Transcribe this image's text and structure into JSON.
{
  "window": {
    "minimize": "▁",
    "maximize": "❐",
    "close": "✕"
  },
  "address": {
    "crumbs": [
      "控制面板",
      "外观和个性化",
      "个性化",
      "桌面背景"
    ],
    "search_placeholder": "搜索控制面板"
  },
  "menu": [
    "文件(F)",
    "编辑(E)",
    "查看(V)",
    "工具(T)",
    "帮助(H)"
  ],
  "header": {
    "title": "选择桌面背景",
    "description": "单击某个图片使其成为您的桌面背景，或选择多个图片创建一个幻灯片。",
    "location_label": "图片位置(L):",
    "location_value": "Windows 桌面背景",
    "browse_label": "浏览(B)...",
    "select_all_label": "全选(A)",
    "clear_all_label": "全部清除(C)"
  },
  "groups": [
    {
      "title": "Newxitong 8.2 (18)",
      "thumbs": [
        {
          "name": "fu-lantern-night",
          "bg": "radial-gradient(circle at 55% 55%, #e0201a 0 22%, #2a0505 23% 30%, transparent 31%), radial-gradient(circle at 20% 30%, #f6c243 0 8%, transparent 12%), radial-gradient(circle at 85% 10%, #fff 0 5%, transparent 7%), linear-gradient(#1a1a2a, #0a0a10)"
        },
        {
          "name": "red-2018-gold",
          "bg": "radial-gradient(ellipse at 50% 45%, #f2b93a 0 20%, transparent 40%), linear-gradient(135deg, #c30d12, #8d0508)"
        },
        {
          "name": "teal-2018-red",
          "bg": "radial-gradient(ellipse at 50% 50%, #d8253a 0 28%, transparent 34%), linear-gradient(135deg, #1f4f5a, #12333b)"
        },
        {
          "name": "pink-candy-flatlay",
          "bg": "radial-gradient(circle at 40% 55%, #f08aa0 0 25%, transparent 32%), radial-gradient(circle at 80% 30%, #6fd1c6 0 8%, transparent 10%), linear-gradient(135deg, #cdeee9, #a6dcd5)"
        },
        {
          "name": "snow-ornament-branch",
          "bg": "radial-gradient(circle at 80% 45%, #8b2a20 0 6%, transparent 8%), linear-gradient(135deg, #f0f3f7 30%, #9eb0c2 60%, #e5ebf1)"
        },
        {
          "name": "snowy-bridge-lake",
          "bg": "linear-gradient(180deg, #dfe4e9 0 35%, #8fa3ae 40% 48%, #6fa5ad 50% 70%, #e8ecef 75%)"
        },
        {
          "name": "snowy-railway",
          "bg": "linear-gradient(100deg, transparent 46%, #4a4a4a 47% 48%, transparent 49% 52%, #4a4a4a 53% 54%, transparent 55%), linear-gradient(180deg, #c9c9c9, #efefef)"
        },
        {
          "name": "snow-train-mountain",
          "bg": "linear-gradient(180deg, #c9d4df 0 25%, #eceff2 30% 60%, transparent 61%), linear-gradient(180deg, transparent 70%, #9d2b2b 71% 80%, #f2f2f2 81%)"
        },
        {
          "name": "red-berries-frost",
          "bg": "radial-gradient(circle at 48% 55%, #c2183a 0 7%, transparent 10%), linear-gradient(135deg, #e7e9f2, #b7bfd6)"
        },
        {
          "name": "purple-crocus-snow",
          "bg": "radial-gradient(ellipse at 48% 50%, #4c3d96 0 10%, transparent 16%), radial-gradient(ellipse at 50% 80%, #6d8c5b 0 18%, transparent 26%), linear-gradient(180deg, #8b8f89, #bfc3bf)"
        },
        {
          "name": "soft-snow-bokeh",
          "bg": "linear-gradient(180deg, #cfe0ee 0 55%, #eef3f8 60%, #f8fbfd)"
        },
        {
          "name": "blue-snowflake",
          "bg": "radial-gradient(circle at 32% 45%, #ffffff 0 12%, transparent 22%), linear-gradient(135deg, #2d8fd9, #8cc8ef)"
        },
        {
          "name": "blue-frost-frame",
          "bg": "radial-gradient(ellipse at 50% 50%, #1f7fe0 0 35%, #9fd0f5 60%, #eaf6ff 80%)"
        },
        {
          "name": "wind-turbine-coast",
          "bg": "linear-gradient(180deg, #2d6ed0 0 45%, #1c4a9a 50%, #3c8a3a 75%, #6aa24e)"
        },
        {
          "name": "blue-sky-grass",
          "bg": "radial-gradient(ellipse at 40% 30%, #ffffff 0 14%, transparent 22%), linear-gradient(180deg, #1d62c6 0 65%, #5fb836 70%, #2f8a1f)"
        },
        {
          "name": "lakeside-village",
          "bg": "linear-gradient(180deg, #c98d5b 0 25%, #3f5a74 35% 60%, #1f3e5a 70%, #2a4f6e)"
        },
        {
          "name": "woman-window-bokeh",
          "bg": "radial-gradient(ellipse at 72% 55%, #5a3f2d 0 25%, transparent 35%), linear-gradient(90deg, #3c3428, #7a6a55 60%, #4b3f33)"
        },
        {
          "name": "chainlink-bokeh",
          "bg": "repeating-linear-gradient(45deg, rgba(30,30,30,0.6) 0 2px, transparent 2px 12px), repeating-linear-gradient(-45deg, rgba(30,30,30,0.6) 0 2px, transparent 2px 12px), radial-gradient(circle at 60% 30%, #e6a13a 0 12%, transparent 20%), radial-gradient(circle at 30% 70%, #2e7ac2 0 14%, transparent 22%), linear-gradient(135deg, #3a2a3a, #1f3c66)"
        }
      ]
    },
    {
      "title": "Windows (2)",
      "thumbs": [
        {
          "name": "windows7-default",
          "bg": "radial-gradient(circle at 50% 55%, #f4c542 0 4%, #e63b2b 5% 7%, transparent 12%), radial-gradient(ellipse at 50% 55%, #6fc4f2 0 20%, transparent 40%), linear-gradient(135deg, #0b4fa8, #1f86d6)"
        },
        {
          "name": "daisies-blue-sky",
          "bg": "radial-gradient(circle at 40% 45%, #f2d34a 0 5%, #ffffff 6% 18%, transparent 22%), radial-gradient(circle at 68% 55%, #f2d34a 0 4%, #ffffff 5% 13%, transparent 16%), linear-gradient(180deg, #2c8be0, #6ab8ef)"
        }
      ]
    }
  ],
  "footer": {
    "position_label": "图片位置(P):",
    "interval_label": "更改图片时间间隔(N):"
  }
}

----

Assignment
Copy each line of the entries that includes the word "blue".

Solution for this task
          "name": "blue-snowflake",
          "name": "blue-frost-frame",
          "name": "blue-sky-grass",
          "name": "daisies-blue-sky",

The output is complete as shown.